▼

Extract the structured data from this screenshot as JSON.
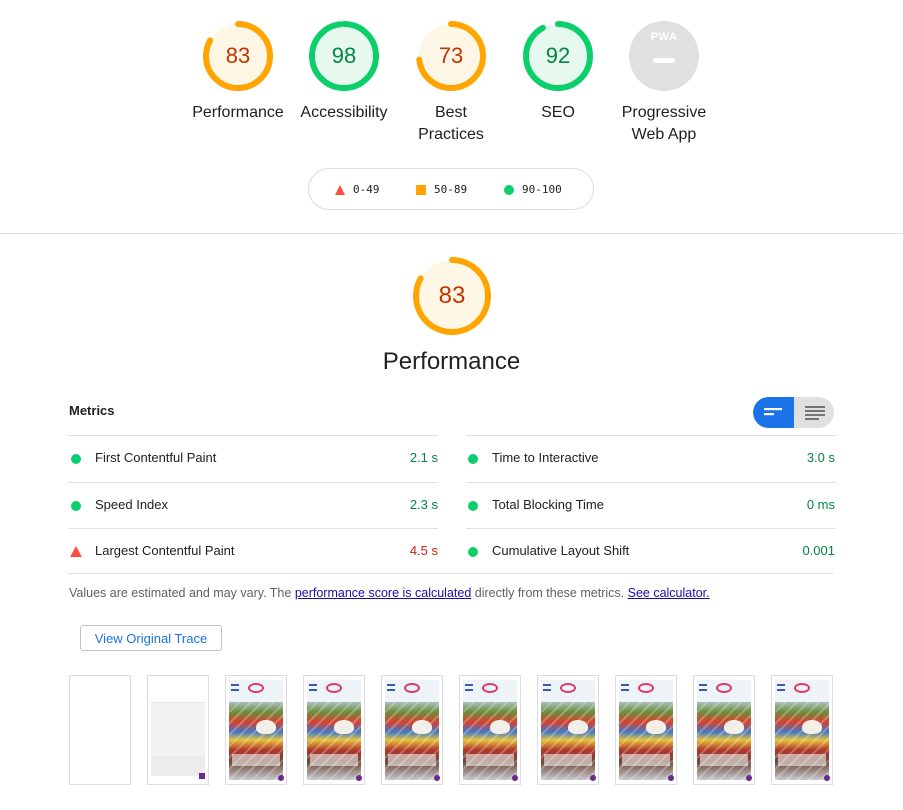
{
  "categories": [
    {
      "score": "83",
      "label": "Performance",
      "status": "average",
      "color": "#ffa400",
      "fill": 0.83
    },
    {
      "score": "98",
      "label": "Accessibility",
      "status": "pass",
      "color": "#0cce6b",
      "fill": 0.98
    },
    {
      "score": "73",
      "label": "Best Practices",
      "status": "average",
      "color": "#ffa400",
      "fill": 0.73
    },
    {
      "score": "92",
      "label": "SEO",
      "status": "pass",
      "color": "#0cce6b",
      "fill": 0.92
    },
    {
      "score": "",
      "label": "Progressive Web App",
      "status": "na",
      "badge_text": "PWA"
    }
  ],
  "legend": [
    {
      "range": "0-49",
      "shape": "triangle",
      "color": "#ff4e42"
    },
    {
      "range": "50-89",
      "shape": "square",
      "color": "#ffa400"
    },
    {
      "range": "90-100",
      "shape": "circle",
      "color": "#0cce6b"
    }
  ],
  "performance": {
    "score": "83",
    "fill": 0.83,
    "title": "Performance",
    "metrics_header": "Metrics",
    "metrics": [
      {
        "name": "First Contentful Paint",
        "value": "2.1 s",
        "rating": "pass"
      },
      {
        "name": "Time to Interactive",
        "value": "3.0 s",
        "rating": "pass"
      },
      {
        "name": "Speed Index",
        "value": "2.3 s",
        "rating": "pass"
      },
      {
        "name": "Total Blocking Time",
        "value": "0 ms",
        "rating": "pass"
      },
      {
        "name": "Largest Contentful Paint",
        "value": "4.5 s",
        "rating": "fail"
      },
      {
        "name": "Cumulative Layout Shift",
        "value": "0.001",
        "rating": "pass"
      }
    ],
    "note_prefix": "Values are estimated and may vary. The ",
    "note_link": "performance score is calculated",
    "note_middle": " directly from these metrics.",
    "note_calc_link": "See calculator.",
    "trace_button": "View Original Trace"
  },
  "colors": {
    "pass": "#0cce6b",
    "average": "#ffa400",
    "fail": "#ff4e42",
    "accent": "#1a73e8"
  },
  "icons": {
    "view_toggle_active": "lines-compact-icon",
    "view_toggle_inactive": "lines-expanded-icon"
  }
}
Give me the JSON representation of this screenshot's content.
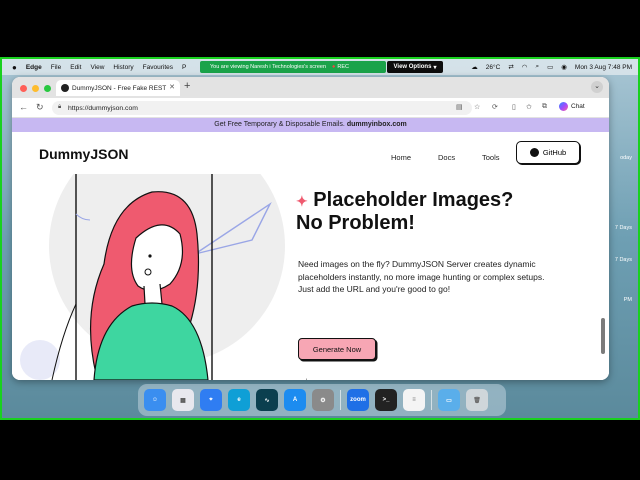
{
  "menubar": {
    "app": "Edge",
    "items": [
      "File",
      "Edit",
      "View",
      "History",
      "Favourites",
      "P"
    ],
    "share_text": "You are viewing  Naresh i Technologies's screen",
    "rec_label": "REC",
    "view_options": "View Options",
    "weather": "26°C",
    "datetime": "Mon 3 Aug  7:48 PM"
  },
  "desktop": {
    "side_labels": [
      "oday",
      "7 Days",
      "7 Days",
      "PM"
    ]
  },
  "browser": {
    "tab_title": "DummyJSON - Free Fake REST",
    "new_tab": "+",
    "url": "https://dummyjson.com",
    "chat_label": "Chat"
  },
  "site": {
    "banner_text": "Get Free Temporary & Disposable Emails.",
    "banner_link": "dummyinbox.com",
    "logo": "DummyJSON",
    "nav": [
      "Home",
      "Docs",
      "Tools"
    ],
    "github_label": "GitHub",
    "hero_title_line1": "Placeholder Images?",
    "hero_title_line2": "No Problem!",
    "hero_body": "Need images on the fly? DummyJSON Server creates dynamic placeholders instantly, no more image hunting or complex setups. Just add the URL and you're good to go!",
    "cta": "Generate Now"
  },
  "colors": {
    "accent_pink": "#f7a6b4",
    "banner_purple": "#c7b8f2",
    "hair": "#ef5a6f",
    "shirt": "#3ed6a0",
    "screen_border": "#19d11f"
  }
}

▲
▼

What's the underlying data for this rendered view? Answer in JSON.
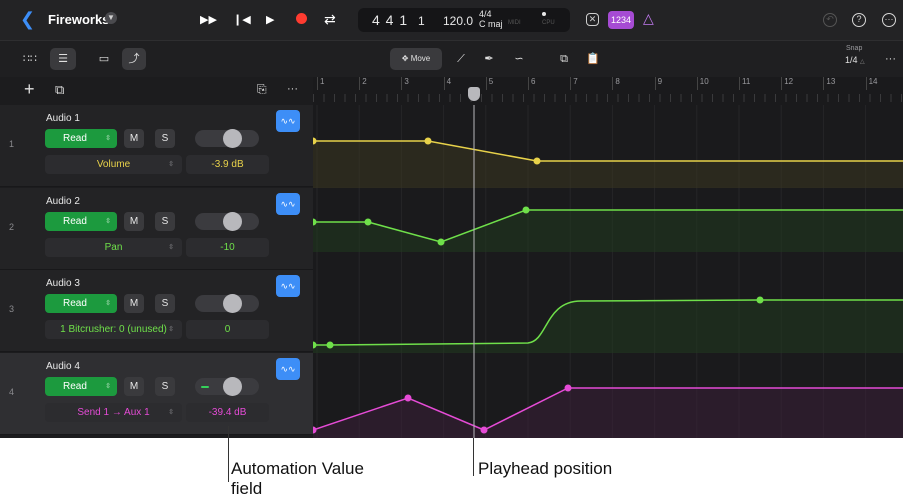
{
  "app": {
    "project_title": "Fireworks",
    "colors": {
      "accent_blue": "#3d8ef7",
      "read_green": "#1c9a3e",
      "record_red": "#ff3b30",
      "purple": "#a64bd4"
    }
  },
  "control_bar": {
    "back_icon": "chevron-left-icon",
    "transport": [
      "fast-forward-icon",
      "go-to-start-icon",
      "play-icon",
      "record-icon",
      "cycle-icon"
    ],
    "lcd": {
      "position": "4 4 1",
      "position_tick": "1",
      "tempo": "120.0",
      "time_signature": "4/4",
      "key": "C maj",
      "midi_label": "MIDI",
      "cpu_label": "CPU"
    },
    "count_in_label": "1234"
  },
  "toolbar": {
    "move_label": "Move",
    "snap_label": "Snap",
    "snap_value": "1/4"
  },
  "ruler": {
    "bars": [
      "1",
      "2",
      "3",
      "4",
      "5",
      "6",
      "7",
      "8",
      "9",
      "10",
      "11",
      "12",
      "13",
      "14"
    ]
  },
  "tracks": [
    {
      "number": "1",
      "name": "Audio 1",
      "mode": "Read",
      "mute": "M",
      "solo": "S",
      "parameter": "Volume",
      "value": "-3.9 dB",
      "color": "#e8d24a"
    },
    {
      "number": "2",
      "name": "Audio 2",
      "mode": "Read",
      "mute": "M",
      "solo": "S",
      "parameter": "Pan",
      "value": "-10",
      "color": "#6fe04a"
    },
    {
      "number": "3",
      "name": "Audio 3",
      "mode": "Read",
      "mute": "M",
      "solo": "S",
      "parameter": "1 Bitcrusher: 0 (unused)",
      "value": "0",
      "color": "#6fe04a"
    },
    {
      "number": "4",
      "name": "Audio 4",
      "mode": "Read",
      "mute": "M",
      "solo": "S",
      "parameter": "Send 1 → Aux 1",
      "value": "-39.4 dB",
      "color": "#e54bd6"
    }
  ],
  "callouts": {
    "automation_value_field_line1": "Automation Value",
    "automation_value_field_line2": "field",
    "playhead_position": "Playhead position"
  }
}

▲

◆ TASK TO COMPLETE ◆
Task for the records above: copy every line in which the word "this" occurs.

◆ EXERCISE ANSWER ◆
Extract the structured data from this screenshot as JSON.
Give me the JSON representation of this screenshot's content.
What's the underlying data for this rendered view? Answer in JSON.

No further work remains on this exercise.